Do you have questions about minimum flows and levels or questions about Florida's rivers and floodplains? Read the FAQ article for answers.

Minimum flows and levels, or MFL, are the lowest water flows and water levels that can occur in a Florida water body. Water flows and water reductions below the minimum levels could be significantly harmful to the water resources or ecology of the area

The five Florida water management districts are responsible for MFL development for each water body within their boundaries (Florida Statute 373.042).

Each water management district has different methods and protocols it uses to set MFL. All water management districts use the best available information and consider the natural processes and uses of the water body.

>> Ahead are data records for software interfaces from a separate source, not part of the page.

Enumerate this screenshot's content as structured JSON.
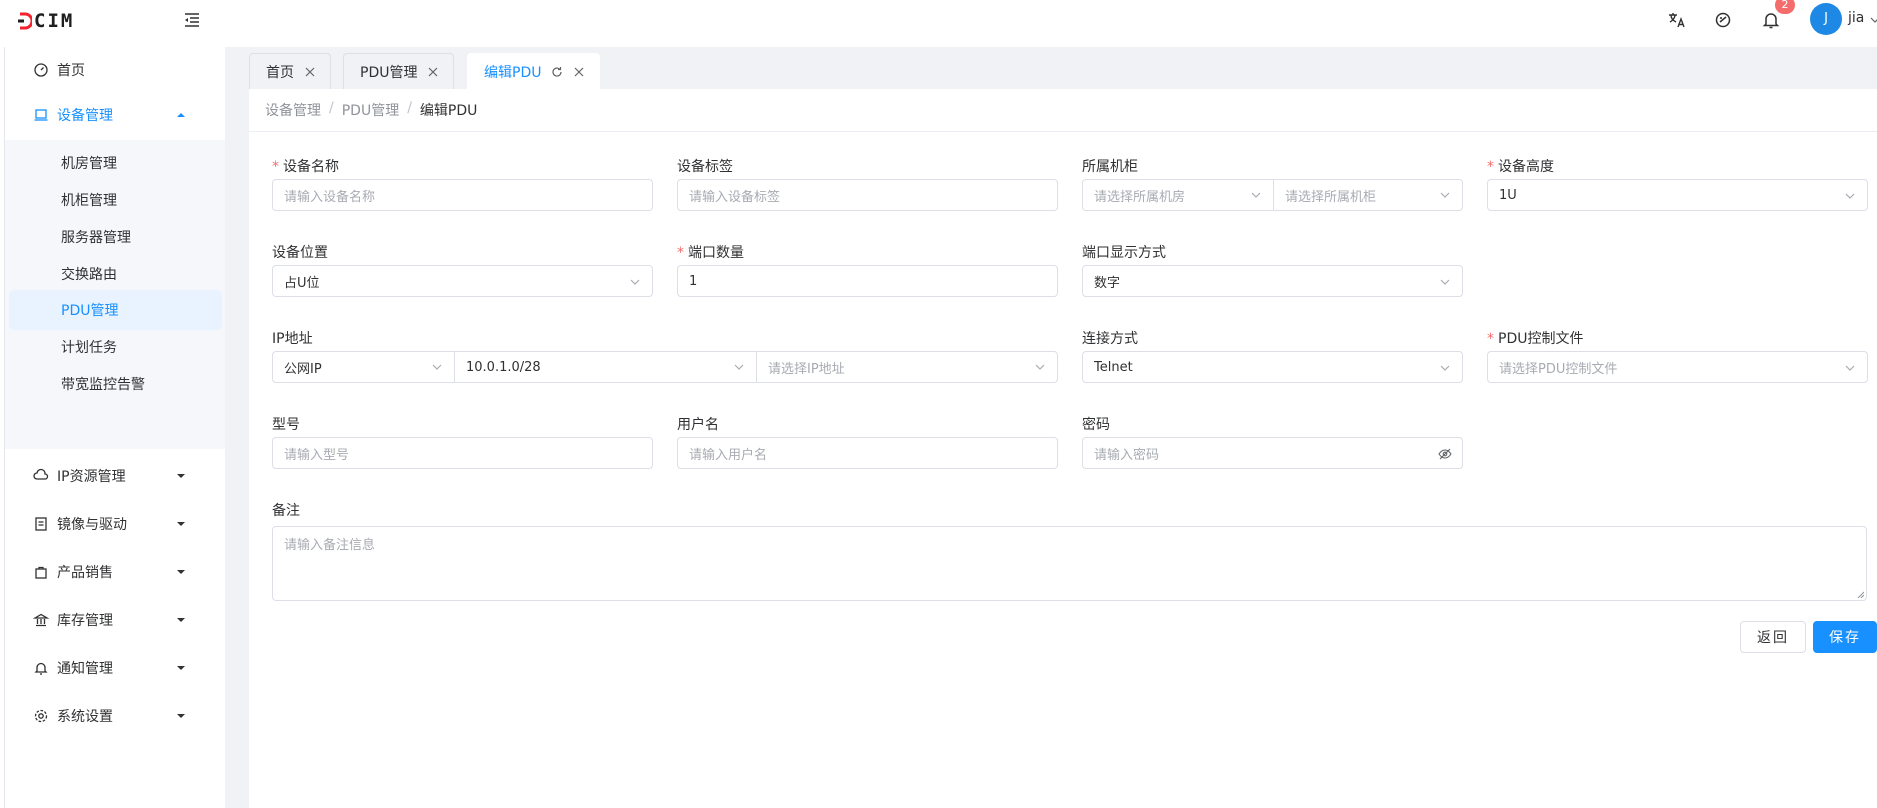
{
  "header": {
    "logo_text": "CIM",
    "language_icon": "translate-icon",
    "theme_icon": "palette-icon",
    "notification_icon": "bell-icon",
    "notification_count": "2",
    "avatar_initial": "J",
    "username": "jia"
  },
  "sidebar": {
    "items": [
      {
        "label": "首页",
        "icon": "dashboard-icon"
      },
      {
        "label": "设备管理",
        "icon": "laptop-icon"
      },
      {
        "label": "IP资源管理",
        "icon": "cloud-icon"
      },
      {
        "label": "镜像与驱动",
        "icon": "file-icon"
      },
      {
        "label": "产品销售",
        "icon": "bag-icon"
      },
      {
        "label": "库存管理",
        "icon": "bank-icon"
      },
      {
        "label": "通知管理",
        "icon": "bell-icon"
      },
      {
        "label": "系统设置",
        "icon": "gear-icon"
      }
    ],
    "sub_items": [
      {
        "label": "机房管理"
      },
      {
        "label": "机柜管理"
      },
      {
        "label": "服务器管理"
      },
      {
        "label": "交换路由"
      },
      {
        "label": "PDU管理"
      },
      {
        "label": "计划任务"
      },
      {
        "label": "带宽监控告警"
      }
    ]
  },
  "tabs": [
    {
      "label": "首页"
    },
    {
      "label": "PDU管理"
    },
    {
      "label": "编辑PDU"
    }
  ],
  "breadcrumb": {
    "items": [
      "设备管理",
      "PDU管理",
      "编辑PDU"
    ],
    "separator": "/"
  },
  "form": {
    "required_mark": "*",
    "device_name": {
      "label": "设备名称",
      "placeholder": "请输入设备名称",
      "value": ""
    },
    "device_tag": {
      "label": "设备标签",
      "placeholder": "请输入设备标签",
      "value": ""
    },
    "cabinet": {
      "label": "所属机柜",
      "room_placeholder": "请选择所属机房",
      "cabinet_placeholder": "请选择所属机柜"
    },
    "device_height": {
      "label": "设备高度",
      "value": "1U"
    },
    "device_position": {
      "label": "设备位置",
      "value": "占U位"
    },
    "port_count": {
      "label": "端口数量",
      "value": "1"
    },
    "port_display": {
      "label": "端口显示方式",
      "value": "数字"
    },
    "ip": {
      "label": "IP地址",
      "type_value": "公网IP",
      "subnet_value": "10.0.1.0/28",
      "address_placeholder": "请选择IP地址"
    },
    "connection": {
      "label": "连接方式",
      "value": "Telnet"
    },
    "control_file": {
      "label": "PDU控制文件",
      "placeholder": "请选择PDU控制文件"
    },
    "model": {
      "label": "型号",
      "placeholder": "请输入型号"
    },
    "username": {
      "label": "用户名",
      "placeholder": "请输入用户名"
    },
    "password": {
      "label": "密码",
      "placeholder": "请输入密码"
    },
    "remark": {
      "label": "备注",
      "placeholder": "请输入备注信息"
    }
  },
  "actions": {
    "back_label": "返回",
    "save_label": "保存"
  },
  "colors": {
    "primary": "#1890ff",
    "danger": "#f56c6c",
    "logo_accent": "#f5222d"
  }
}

Considerations include fish and wildlife habitats, maintenance of freshwater storage and supply, water quality, and recreation (Florida Administrative Code 62-40.473). Computer simulations are done to identify a range of flows or levels above which water may be permitted for consumptive use, such as for drinking water or irrigation.

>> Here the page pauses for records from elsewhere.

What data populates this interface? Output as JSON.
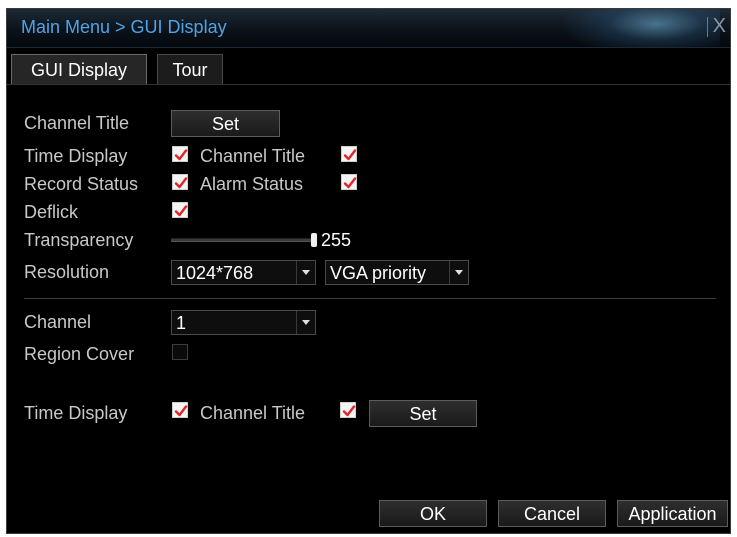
{
  "window": {
    "title": "Main Menu > GUI Display",
    "close_label": "X"
  },
  "tabs": [
    {
      "label": "GUI Display",
      "active": true
    },
    {
      "label": "Tour",
      "active": false
    }
  ],
  "global": {
    "channel_title_label": "Channel Title",
    "channel_title_button": "Set",
    "time_display_label": "Time Display",
    "time_display_checked": true,
    "channel_title_check_label": "Channel Title",
    "channel_title_checked": true,
    "record_status_label": "Record Status",
    "record_status_checked": true,
    "alarm_status_label": "Alarm Status",
    "alarm_status_checked": true,
    "deflick_label": "Deflick",
    "deflick_checked": true,
    "transparency_label": "Transparency",
    "transparency_value": "255",
    "transparency_fraction": 1.0,
    "resolution_label": "Resolution",
    "resolution_value": "1024*768",
    "output_priority_value": "VGA priority"
  },
  "per_channel": {
    "channel_label": "Channel",
    "channel_value": "1",
    "region_cover_label": "Region Cover",
    "region_cover_checked": false,
    "time_display_label": "Time Display",
    "time_display_checked": true,
    "channel_title_label": "Channel Title",
    "channel_title_checked": true,
    "set_button": "Set"
  },
  "footer": {
    "ok_label": "OK",
    "cancel_label": "Cancel",
    "apply_label": "Application"
  },
  "colors": {
    "title_text": "#4fa3e8",
    "check_mark": "#e0262a",
    "background": "#000000"
  }
}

Once MFL are reached, the water management district may restrict water consumption in the area.

To provide water management districts with necessary biological data, the agency's biologists research relationships between river flows and levels and fish and invertebrate communities.

A floodplain is a flat tract of land that borders a stream or river and is susceptible to flooding during times of high water.

Floodplain inundation occurs when the river overflows its banks and submerges the flat expanses of land next to the riverbank. The periodicity (or frequency), duration, and extent of that inundation vary based on the characteristics of the flood event, the height of the water table, and the season.

Floodplain inundation provides a link for exchange of important materials, such as nutrients and organic material, between land and aquatic environments. When the floodplain becomes inundated, the amount of food and habitat available for aquatic organisms, like fish and invertebrates, increases. During extreme high water periods, dead plant material and woody debris are also removed and forced down river, which re-opens up these floodplain areas and creates new snag habitat down river.

When a river overflows its banks, the floodwater links the floodplain and river ecosystems. This link, or connectivity, allows nutrients and resources to transfer between the floodplain and the river areas.

"Bankfull" is a term that refers to a stream or river that has water at the top of its banks. When a river or stream is "bankfull," a heavy rain event will likely cause water to flow into the floodplain.